Touching on the topic of peace and the need for the UN to proliferate the same, the President said that “striving for peace’ must aim at resolving long-standing inter-state conflicts.”
To that end, Granger said “I addressed this Honourable Assembly last September, explaining the danger we have been facing on our borders as a consequence of the territorial claims of our western neighbour – the Bolivarian Republic of Venezuela. I laid before the world’s nations the peril Guyana was enduring on its borders at the hands of Venezuela.
“Venezuela’s claim to Guyana’s territory, however, has not diminished or been diverted. Guyana remains imperilled. Disturbing developments within Venezuela have attracted the world’s attention and roused the concerns of many of us over the privations of its people.”
He continued “The Caribbean people wish for the Caribbean to be a Zone of Peace. The Venezuelan claim to Guyana’s territorial integrity, however, would be a threat to that zone. Venezuela is more than four times the size of Guyana. Venezuela, however, claims two-thirds of Guyana’s territory including our maritime space.We depend on our territorial and maritime resources for development and for the release of our people from poverty.”
Addressing the UN Assembly, the President posited that “the Venezuelan claim persists after fifty-one years of Independence. An eminent international Arbitral Tribunal provided ‘a full, perfect and final settlement’ 118 years ago in 1899. Venezuela denounced that Arbitral Award in 1962 at the Decolonisation Committee of this Assembly as British Guiana strove for its Independence. Guyana warns the world, through this Assembly, that peace will be at stake in our region if justice does not become ascendant, not only within Venezuela, but also in respect to its border controversy with Guyana.”
The President reminded the UN Assembly that Venezuela’s claims have persisted under four UN Secretaries-General, while highlighting that even though Guyana has been promulgating a ‘just and peaceful settlement in accordance with international law,’ Venezuela’s posture of “attrition” has become more “blustering and militaristic”.

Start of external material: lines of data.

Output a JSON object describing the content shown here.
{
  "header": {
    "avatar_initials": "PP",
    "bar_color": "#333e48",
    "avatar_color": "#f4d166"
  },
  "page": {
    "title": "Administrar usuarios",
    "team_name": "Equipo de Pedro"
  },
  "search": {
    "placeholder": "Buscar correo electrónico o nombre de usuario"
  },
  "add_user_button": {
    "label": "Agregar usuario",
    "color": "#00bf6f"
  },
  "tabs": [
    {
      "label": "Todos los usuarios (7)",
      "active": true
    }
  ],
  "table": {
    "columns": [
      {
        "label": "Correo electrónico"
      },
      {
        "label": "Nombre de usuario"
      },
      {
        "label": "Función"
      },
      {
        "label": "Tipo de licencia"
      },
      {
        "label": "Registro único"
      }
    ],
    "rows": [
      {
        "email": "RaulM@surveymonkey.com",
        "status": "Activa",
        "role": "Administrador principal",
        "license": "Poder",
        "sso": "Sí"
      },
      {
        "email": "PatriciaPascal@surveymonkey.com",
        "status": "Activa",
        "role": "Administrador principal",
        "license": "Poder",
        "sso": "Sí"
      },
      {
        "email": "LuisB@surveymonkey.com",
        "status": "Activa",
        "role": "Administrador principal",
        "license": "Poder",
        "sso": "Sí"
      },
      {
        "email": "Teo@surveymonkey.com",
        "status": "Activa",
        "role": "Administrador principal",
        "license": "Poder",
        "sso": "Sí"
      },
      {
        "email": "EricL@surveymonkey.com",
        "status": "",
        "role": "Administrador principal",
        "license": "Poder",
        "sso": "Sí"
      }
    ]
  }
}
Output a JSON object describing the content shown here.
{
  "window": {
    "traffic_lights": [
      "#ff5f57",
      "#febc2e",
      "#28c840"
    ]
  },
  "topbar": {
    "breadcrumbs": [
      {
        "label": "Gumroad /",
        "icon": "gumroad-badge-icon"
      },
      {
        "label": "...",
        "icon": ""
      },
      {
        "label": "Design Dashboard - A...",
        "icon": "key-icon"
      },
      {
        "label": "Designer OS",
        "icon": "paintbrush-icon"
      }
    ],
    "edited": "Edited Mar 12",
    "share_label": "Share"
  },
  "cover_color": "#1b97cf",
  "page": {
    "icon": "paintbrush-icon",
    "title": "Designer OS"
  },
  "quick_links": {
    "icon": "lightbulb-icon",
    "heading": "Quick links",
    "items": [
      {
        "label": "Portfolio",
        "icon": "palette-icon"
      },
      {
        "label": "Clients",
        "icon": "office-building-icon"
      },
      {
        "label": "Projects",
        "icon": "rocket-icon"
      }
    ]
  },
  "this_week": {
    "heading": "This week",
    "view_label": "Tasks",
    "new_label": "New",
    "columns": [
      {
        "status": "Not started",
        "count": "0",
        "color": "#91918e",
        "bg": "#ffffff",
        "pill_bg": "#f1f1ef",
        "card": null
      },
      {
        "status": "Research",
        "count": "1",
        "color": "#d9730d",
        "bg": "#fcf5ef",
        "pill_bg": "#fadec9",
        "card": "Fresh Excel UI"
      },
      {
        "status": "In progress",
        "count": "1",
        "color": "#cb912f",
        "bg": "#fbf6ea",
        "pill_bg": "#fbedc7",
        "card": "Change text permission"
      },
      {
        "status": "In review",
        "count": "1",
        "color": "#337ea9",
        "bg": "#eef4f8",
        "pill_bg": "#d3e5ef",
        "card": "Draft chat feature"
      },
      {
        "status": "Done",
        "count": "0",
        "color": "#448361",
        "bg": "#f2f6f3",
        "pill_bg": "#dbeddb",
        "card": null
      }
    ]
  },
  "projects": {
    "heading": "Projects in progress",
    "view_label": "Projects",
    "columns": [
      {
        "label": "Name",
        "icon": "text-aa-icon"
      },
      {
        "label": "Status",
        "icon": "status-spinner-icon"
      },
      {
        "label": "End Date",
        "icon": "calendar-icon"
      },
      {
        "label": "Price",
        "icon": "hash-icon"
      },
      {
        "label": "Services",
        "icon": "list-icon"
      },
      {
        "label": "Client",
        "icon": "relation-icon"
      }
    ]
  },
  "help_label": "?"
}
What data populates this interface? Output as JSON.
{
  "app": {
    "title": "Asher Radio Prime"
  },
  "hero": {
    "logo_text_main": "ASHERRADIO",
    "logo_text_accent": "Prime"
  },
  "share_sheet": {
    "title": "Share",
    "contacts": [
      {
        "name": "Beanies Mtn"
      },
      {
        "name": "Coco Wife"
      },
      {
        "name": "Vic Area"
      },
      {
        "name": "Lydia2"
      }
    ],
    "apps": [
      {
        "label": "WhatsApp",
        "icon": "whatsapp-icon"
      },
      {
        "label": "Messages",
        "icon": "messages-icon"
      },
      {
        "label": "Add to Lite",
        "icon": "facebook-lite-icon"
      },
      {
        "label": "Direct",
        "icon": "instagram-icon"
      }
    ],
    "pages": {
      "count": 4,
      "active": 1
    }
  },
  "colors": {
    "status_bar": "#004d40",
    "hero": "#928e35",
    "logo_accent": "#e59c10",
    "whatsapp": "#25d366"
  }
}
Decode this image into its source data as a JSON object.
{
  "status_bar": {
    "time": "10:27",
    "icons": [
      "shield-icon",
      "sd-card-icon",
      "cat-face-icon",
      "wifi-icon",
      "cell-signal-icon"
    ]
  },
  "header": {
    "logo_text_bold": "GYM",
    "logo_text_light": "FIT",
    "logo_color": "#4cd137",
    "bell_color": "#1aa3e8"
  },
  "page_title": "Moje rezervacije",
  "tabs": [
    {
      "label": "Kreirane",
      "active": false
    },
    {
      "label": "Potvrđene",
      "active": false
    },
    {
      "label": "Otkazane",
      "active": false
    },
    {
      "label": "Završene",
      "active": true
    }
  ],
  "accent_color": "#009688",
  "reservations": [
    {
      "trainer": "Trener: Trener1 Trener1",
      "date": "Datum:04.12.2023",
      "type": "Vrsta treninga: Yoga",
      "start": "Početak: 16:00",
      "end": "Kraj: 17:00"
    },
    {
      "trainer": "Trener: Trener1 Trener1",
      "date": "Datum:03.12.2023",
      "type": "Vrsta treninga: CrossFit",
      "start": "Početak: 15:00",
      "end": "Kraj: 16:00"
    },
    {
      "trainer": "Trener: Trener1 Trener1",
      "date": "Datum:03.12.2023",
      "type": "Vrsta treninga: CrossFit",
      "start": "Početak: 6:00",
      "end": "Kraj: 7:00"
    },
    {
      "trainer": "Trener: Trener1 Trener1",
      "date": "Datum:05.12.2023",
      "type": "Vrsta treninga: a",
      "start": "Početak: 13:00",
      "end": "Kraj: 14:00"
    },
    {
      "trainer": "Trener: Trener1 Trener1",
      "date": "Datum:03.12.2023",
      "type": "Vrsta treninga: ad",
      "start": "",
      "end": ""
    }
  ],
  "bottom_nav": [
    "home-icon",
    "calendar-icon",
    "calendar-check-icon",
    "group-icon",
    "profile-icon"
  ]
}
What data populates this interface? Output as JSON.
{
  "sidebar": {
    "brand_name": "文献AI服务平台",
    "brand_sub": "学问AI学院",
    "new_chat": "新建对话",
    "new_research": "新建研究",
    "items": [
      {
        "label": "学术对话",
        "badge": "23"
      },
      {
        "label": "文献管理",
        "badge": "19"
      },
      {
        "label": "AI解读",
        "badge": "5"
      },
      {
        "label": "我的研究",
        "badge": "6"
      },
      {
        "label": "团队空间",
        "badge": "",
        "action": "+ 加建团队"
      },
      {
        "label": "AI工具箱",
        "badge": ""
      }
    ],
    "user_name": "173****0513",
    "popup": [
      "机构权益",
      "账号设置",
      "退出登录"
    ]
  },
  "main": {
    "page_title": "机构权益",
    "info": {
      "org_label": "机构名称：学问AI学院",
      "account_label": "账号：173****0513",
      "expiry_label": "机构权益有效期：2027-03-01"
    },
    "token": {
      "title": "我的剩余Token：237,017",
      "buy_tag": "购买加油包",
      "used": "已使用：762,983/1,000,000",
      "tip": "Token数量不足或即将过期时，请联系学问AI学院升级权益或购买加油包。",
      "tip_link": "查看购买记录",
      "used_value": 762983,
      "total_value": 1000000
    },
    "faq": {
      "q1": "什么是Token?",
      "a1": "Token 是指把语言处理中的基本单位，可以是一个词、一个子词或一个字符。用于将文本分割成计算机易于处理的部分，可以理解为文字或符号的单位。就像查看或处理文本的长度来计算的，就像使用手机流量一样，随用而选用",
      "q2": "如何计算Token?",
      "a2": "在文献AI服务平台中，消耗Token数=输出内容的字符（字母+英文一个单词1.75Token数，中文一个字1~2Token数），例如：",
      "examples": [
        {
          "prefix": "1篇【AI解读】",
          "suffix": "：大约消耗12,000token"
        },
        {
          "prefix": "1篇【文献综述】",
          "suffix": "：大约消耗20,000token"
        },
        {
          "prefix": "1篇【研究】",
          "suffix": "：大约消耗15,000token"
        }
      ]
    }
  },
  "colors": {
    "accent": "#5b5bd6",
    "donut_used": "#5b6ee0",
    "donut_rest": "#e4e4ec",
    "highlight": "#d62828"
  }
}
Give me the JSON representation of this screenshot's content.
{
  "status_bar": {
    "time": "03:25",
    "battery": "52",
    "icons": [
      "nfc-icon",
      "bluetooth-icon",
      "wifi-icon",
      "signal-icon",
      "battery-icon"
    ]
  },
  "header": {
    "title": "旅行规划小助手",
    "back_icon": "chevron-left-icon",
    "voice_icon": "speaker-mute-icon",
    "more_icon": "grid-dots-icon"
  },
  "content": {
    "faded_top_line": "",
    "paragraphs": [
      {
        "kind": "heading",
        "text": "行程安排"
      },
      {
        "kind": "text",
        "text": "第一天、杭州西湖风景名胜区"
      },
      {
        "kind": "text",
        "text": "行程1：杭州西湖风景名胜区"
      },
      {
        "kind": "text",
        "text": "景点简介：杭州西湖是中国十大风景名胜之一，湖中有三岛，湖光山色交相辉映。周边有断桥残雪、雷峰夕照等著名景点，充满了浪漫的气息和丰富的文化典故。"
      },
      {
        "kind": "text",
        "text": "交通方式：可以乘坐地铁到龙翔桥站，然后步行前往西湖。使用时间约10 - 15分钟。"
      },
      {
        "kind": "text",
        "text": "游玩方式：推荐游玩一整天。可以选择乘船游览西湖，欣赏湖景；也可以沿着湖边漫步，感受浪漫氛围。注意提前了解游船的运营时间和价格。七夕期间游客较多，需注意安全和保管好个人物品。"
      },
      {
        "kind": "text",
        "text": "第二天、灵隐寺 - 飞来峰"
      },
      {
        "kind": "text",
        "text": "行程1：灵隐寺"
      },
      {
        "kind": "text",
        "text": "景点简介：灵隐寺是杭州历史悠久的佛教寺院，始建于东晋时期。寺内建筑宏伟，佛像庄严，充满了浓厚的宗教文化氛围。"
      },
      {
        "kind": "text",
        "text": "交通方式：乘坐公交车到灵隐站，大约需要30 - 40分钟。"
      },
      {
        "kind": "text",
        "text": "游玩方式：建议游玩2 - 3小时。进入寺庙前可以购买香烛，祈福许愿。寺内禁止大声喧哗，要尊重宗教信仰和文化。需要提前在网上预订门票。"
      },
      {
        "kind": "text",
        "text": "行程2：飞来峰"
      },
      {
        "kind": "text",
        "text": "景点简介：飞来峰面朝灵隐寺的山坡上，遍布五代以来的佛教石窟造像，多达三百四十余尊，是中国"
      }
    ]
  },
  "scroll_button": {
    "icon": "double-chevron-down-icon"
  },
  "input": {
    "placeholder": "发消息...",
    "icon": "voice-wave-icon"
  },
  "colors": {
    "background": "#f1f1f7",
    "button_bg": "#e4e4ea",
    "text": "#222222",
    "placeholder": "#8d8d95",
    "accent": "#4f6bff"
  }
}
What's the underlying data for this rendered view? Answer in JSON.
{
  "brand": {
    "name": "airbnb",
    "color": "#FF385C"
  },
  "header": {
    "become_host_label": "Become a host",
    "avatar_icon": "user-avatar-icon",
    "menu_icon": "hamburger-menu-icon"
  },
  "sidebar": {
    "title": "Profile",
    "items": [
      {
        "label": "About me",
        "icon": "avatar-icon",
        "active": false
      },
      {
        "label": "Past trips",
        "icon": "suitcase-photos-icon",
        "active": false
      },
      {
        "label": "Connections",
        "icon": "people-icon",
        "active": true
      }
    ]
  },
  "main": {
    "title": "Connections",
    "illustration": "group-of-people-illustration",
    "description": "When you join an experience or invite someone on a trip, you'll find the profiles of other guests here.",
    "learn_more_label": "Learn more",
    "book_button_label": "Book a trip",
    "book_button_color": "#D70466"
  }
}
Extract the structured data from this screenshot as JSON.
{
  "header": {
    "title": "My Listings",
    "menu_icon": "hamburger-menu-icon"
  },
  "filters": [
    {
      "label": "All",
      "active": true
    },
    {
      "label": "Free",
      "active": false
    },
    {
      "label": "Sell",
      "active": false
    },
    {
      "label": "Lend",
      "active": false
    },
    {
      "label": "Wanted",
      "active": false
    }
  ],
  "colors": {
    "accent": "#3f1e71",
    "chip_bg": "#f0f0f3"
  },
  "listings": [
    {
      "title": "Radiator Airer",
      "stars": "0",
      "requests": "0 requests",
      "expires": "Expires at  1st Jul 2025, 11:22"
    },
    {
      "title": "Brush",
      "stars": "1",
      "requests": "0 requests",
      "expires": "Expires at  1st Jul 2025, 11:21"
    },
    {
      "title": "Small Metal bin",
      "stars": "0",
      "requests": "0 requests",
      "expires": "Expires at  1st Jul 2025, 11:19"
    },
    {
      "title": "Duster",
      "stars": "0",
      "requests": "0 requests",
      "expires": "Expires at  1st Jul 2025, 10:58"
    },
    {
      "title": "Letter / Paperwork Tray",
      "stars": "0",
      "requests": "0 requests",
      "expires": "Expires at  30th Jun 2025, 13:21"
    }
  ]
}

Venezuela in June of 2015 blustered its claim to Guyana’s territory, this time by including an area where US oil giant ExxonMobil discovered oil.
Venezuela’s President Nicolas Maduro had issued an official decree creating the “Atlantic coast of Venezuela” which now includes “sovereignty” over Guyana’s territorial waters in the Atlantic Ocean off the Essequibo region.
Subtly calling on the UN to act against Venezuela’s “blustering and militaristic” posture, the President in his speech said “protraction is the enemy of resolution and the ally of sustained conflict.”
Nevertheless, President Granger in his speech expressed optimism at the publicly indicated decisions of the former Secretary General Ban Ki Moon and current Secretary General António Guterres, enshrined under the 1966 Geneva Agreement, that if by the end of the year 2017 significant progress has not been made towards arriving at a full agreement for the settlement of the controversy, the International Court of Justice will be the next means of peaceful settlement, unless Guyana and Venezuela jointly request otherwise.
“Guyana looks to the international community to ensure that Venezuela is not allowed to thwart the processes of judicial settlement which is the clear and agreed path to peace and justice” said President Granger.